**TO DO**. Within the lines below, find those that hold the string "Criteria" and copy each one.

**SUPPLIED ENTRIES**.
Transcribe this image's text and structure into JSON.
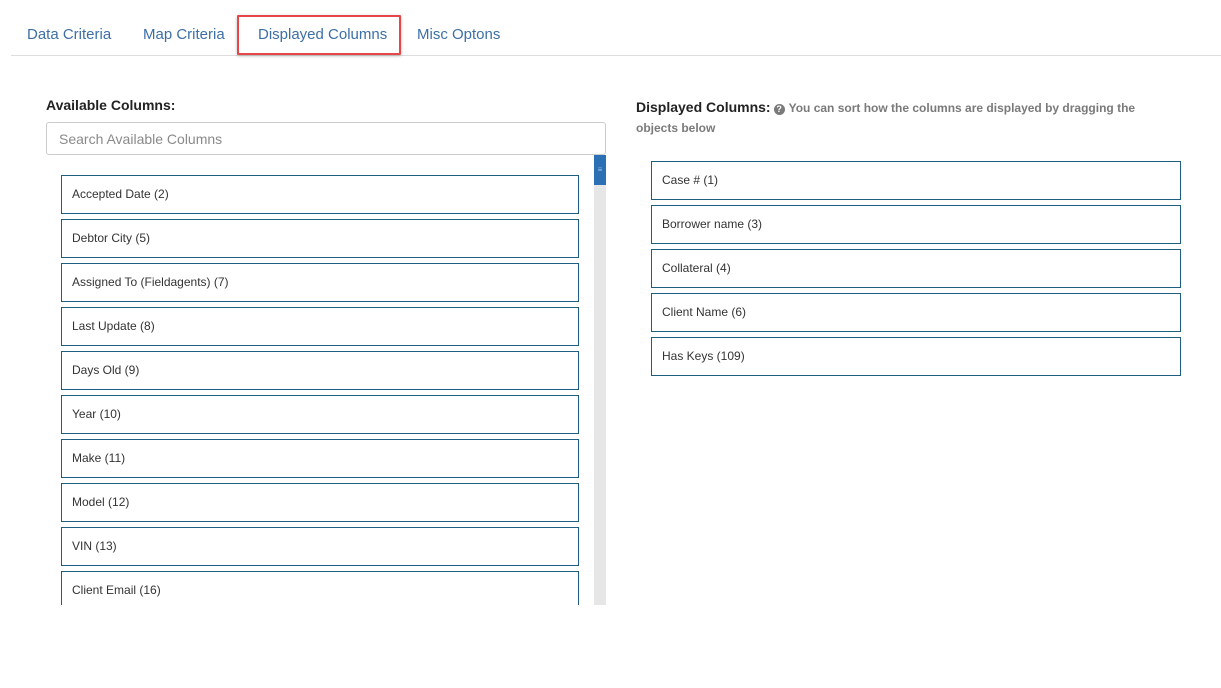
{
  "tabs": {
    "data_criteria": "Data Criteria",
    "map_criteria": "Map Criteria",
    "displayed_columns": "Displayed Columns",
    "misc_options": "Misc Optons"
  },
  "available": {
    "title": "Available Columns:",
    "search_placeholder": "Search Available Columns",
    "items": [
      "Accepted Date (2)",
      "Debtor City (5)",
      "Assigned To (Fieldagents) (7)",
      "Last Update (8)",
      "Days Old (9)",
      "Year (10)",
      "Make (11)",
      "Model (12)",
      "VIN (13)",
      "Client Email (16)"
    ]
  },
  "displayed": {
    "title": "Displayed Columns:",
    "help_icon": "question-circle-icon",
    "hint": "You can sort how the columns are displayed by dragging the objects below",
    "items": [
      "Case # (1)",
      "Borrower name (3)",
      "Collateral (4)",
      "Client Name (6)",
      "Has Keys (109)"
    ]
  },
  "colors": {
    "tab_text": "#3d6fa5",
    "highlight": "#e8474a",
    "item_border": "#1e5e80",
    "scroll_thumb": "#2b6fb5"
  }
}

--

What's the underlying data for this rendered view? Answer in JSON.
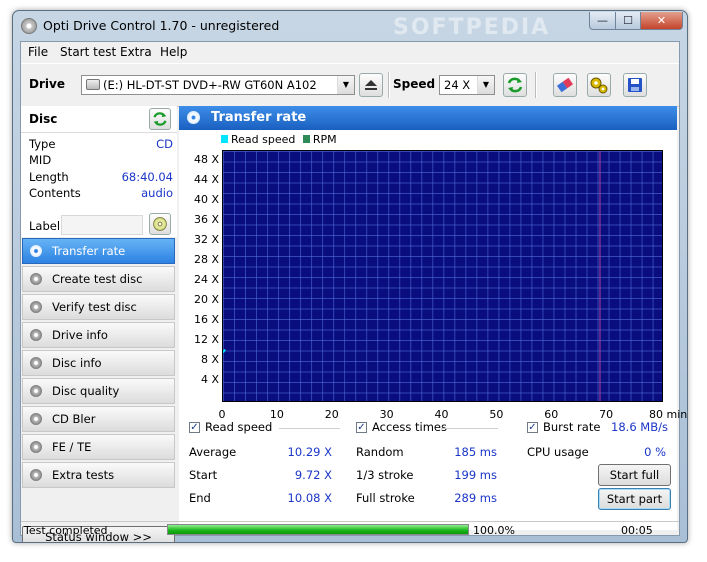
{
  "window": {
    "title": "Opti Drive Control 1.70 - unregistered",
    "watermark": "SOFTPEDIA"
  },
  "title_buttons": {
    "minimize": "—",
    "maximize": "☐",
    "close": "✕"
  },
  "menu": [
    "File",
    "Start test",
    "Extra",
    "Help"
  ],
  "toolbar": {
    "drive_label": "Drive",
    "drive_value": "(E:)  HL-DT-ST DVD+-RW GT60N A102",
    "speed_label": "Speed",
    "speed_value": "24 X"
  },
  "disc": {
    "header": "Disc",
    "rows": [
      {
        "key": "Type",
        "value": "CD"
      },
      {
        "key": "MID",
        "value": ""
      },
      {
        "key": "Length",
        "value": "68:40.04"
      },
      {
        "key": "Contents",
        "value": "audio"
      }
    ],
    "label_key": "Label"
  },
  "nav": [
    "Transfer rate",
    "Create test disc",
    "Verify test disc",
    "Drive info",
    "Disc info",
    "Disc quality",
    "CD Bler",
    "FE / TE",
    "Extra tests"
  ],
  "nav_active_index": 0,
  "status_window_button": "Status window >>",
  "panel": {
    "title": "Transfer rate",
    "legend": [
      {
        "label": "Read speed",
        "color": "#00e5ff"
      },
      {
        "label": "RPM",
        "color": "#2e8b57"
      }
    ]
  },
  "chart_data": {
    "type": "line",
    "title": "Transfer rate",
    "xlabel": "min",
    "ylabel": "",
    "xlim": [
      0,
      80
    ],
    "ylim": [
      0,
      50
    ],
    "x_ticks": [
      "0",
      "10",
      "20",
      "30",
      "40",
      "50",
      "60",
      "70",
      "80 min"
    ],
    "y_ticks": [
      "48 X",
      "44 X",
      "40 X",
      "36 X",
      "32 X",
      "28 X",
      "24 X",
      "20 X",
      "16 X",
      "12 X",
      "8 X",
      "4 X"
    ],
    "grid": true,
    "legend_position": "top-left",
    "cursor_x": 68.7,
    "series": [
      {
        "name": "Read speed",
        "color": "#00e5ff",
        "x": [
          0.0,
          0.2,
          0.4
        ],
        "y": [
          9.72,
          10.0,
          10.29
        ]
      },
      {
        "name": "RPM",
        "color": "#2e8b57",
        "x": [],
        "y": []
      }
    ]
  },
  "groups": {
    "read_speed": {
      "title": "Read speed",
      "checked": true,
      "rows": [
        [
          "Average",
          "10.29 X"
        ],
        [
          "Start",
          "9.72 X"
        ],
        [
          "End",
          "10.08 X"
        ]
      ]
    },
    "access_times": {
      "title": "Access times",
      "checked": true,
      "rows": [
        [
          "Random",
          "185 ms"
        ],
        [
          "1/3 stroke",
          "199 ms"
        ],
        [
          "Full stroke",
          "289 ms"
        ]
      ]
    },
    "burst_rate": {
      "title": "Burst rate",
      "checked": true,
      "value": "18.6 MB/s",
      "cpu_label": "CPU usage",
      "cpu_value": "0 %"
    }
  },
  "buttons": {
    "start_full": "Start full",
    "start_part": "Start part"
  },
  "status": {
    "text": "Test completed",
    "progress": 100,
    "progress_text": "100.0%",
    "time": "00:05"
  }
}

**RESULT OF THE EXERCISE**.
    "data_criteria": "Data Criteria",
    "map_criteria": "Map Criteria",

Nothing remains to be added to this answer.